Let's consider an op-amp:
From basic courses of electronics, we know that the output voltage as a function of the differential input is given by the following picture:
Now, assuming that:
- the op-amp is closed with negative feedback;
- the output voltage has a finite value;
- the open-loop gain is large enough (ideally infinite);
and Vin1 and Vin2 are almost equal (virtual short-circuit).
Question: when I turn on a given circuit containing an op-amp with negative feedback, the op-amp in general will not work exactly and immediately in the linear region of its characteristic. Does the op-amp go into the linear region thanks to the slew rate due to some parasitic capacitors (which are always present)?
This idea has come to my mind after reading the following example taken from Razavi's book:

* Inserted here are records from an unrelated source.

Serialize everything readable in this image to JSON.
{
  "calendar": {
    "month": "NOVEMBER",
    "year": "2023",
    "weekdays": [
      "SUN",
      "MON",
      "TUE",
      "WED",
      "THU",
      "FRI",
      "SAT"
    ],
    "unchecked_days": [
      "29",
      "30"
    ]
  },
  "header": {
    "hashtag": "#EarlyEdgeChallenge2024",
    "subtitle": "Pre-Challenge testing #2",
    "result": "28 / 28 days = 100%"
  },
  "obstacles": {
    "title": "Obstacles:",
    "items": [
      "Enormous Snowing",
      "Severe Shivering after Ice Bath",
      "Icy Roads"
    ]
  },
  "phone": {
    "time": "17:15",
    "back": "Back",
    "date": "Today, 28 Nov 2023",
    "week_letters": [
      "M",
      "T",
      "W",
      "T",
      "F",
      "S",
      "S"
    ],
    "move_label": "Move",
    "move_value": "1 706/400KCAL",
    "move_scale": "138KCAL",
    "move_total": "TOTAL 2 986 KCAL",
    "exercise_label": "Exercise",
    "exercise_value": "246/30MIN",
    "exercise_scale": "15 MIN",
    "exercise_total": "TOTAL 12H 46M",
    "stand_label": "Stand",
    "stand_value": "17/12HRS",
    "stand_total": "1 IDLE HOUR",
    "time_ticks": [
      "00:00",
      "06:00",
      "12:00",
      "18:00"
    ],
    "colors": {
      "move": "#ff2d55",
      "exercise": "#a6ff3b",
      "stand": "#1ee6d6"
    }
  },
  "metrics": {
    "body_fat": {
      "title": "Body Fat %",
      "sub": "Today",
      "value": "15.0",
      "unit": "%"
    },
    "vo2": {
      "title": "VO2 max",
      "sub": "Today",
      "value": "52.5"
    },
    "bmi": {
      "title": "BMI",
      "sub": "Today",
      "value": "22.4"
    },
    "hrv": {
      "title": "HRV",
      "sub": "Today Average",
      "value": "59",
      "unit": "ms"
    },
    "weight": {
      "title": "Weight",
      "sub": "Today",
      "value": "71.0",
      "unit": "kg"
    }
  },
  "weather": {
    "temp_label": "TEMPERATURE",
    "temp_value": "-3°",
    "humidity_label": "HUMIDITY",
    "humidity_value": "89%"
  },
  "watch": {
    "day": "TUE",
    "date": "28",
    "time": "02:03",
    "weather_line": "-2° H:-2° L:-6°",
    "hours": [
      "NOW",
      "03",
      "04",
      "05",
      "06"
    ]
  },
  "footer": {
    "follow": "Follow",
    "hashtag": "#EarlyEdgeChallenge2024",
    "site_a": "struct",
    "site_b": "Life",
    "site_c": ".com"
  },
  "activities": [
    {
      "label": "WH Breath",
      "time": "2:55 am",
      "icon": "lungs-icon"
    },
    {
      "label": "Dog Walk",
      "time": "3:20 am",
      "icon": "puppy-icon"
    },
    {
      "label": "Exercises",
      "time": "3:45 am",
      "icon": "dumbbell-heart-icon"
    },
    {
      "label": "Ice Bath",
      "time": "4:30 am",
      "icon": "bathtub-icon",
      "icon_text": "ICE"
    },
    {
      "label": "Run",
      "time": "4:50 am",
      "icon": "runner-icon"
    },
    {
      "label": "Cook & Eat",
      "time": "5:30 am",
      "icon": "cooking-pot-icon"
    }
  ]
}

Thanks to the load capacitor CL indeed we have that the output voltage either increases or decreases and, as a consequence, the difference between the two inputs of the differential pair returns small, thus restoring linearity.